Kilmore Quay Monkfish and Dublin Bay Prawn Pie

More often than not, a fish pie involves chunks of salmon, swathed in a creamy sauce and topped with mash, and leaves you in food coma for the rest of the evening. Not so on this occasion. Chunks of meaty monkfish nestled beside succulent Dublin Bay Prawns in a velvety sauce with pockets of spinach, topped with crispy, butter slicked parmesan breadcrumbs. This dish was comfort food taken to a new level. Satisfying but not heavy enough to render one incapacitated ( it can happen – believe me). I washed this down with a crisp glass of Chablis that out charming Gallic waiter had recommended.

Across the table, my partner in crime had opted for pasta, choosing a Seafood Linguine with  Bacon Lardons, Cherry tomatoes , Chilli & Basil. It did not disappoint. For a change, the (fresh) pasta was a secondary player in this dish, not the main component as is so often the case. An abundance of prawns and clams were suffused with a hint of chilli and basil while the lardons added a subtle smokiness that enhanced the dish greatly, resulting in a gorgeous dish that was both light but fulfilling. We skipped dessert, opting instead for an Irish Coffee before braving the cool Autumn evening.
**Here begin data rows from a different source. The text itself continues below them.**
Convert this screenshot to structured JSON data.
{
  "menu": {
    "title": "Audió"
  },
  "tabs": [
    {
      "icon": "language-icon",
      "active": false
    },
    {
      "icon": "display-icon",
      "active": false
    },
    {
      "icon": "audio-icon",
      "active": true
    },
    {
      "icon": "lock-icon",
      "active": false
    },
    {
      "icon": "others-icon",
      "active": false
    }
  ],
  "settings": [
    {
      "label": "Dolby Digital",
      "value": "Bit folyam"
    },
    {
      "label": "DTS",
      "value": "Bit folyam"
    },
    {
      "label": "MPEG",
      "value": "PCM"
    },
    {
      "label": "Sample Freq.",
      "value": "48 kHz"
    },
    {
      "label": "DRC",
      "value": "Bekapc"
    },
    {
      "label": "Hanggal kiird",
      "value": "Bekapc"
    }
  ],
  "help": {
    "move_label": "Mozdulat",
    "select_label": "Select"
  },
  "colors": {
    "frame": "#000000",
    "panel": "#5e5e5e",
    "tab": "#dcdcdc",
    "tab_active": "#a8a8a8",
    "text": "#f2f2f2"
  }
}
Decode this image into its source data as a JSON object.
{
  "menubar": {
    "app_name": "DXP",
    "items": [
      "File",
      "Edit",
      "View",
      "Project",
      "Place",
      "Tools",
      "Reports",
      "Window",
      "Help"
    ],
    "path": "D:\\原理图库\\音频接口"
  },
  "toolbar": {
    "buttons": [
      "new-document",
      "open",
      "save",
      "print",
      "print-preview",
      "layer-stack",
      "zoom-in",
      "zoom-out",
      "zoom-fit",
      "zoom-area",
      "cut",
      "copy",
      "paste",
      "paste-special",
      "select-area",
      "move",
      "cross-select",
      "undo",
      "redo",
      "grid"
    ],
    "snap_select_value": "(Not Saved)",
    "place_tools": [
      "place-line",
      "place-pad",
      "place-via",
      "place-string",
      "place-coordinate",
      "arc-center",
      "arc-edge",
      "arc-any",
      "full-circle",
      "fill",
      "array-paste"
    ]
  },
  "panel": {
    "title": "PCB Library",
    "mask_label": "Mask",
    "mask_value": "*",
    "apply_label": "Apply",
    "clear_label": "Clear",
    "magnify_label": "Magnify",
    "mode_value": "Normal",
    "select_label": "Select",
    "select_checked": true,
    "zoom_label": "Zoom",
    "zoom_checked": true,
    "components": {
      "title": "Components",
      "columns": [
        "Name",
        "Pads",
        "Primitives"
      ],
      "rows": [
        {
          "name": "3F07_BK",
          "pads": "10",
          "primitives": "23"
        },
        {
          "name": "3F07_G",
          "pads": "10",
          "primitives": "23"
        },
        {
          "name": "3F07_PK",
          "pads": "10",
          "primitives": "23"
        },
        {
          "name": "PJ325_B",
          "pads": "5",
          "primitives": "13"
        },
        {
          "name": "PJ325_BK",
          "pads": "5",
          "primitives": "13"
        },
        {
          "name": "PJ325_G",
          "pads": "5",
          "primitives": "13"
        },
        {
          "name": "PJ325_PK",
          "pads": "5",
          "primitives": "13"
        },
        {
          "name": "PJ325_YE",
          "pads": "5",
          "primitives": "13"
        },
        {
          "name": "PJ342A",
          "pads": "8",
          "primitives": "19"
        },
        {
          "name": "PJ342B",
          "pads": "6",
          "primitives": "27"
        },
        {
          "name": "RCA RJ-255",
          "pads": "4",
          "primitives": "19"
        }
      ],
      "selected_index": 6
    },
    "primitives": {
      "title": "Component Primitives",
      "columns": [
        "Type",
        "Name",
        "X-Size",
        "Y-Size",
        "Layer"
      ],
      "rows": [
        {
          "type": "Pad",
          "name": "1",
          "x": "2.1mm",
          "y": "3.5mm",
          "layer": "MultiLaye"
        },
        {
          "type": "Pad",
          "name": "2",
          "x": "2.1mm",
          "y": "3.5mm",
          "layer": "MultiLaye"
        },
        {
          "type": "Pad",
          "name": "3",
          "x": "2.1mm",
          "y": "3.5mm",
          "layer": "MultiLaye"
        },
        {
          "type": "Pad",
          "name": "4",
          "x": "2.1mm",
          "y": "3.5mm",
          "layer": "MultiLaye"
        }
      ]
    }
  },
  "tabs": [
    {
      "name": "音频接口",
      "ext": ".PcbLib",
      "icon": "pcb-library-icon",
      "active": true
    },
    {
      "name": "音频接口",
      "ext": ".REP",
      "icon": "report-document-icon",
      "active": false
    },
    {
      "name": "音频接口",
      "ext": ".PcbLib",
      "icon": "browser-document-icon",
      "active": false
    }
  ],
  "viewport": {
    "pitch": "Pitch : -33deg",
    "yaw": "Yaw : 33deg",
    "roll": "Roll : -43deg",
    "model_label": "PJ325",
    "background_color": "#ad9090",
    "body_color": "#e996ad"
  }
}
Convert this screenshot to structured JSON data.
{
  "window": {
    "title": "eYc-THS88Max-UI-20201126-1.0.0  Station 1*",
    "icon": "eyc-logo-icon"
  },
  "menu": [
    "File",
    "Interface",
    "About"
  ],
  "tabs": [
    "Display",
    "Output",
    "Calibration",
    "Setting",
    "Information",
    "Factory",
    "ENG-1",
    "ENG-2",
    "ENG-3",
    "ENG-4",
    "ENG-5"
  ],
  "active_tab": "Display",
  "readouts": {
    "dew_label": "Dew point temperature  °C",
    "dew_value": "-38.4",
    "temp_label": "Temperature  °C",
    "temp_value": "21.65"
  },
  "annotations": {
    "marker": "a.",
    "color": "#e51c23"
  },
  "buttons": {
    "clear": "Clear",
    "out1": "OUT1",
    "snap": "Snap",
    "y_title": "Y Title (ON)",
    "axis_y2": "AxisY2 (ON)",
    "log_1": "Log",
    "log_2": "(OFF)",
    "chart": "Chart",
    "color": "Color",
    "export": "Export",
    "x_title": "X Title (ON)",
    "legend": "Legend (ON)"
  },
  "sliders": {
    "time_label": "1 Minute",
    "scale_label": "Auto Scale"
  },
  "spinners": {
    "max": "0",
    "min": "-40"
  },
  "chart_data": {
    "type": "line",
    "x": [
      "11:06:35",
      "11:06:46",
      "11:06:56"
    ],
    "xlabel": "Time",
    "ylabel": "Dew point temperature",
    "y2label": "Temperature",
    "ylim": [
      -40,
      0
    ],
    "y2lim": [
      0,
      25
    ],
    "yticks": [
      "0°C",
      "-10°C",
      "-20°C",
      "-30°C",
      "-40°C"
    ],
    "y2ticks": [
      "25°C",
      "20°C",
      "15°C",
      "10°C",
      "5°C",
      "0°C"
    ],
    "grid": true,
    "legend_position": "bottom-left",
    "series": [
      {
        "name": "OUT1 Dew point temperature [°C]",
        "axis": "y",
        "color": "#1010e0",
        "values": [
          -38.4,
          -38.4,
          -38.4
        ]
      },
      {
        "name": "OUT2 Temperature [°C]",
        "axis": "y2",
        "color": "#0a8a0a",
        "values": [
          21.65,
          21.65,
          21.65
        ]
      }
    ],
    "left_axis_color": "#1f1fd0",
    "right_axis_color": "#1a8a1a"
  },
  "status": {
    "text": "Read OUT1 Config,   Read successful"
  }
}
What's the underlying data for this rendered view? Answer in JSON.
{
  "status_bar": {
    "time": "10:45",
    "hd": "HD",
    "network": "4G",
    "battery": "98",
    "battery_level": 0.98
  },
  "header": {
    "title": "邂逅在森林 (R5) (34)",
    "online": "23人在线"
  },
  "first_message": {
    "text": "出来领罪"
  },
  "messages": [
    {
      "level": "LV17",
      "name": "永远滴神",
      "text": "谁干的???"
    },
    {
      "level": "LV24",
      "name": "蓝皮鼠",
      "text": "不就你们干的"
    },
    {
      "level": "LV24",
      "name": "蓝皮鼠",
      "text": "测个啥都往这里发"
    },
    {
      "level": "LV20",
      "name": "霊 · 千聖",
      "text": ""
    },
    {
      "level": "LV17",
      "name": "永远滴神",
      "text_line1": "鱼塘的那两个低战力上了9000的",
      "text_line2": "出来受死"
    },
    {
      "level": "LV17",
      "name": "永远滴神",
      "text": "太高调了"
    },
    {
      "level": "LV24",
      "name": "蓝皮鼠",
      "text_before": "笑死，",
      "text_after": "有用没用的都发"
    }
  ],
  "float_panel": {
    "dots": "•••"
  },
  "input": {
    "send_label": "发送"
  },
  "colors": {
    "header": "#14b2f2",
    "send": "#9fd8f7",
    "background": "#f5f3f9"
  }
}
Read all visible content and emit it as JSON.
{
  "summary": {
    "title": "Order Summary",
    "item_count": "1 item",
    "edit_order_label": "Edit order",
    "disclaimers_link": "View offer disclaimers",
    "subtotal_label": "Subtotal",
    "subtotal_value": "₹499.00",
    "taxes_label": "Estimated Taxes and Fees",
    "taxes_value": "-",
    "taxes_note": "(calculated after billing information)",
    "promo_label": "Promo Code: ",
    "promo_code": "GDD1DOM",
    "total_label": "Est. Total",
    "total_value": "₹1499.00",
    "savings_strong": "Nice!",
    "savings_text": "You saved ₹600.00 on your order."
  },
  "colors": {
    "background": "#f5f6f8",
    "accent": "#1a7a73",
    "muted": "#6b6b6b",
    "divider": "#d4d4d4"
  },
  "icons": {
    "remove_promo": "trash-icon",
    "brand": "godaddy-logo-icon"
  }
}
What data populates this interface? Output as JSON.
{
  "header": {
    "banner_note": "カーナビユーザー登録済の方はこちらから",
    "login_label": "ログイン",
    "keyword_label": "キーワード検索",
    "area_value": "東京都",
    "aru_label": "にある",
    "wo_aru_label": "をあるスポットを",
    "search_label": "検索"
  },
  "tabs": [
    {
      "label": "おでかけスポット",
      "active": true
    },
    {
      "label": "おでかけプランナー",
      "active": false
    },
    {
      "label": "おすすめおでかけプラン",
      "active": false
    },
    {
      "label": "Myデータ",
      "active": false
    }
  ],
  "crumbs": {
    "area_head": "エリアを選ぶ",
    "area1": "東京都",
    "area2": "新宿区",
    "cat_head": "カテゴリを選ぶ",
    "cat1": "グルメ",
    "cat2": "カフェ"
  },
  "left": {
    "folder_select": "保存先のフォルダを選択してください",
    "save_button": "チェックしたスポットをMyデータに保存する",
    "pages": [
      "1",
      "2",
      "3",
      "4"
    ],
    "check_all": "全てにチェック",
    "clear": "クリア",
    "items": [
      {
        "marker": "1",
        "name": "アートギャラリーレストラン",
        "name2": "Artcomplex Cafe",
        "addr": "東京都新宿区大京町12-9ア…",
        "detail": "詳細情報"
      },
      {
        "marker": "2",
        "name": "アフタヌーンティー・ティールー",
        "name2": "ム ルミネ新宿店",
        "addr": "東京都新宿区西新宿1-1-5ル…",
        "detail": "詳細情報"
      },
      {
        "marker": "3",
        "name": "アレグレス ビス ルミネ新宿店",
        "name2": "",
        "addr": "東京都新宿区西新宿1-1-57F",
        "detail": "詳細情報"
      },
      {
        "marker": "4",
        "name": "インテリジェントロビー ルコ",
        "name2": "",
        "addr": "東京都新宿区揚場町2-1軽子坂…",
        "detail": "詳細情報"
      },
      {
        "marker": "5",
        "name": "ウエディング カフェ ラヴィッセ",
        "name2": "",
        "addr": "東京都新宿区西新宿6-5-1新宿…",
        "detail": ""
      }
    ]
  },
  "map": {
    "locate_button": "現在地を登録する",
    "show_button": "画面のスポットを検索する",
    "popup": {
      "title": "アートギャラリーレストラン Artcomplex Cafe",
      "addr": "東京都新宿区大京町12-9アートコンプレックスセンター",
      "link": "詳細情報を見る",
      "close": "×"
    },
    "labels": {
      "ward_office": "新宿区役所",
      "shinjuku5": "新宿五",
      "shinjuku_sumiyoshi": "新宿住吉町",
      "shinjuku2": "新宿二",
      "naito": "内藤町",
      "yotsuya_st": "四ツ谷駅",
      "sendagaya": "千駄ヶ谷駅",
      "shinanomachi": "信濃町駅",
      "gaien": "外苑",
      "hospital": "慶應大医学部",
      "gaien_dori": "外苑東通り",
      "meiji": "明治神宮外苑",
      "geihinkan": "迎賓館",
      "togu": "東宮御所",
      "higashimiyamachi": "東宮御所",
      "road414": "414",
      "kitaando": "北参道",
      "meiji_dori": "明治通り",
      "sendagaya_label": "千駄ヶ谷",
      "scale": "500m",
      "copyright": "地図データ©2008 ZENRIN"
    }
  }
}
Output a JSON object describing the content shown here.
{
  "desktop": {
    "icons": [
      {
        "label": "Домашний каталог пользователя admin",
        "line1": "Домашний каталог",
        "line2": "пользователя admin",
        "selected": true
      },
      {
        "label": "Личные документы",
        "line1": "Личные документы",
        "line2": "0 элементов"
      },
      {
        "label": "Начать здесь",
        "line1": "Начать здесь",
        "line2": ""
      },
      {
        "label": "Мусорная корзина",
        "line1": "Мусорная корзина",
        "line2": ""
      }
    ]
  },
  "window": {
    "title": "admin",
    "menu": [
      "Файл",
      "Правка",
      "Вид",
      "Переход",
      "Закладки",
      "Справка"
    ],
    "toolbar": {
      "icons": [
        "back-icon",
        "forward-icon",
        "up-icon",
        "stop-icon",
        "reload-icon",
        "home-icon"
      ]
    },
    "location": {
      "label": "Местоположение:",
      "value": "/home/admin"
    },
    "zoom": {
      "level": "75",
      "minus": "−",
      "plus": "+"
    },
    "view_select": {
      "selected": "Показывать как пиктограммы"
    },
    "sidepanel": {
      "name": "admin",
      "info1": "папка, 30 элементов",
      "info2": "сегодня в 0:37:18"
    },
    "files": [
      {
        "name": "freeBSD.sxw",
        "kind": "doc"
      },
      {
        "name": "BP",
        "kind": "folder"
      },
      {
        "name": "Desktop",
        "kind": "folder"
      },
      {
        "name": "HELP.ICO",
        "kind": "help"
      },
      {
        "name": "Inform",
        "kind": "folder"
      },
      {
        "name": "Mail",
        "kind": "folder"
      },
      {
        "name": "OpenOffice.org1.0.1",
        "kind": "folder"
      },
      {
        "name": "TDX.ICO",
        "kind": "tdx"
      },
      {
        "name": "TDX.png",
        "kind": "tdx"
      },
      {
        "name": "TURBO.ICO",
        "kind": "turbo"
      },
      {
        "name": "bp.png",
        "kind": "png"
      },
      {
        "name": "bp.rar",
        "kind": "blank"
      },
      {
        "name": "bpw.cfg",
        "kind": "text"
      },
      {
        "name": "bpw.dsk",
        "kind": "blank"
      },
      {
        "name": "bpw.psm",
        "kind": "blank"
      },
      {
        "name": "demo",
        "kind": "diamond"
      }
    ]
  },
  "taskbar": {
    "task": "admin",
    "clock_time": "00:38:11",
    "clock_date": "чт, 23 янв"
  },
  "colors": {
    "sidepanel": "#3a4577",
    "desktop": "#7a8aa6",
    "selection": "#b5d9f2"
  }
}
On this occasion, it was very much a case of ‘less is more’. How very unlike me……

Peploe’s Wine Bar, 16, St. Stephens Green, Dublin 2. Website.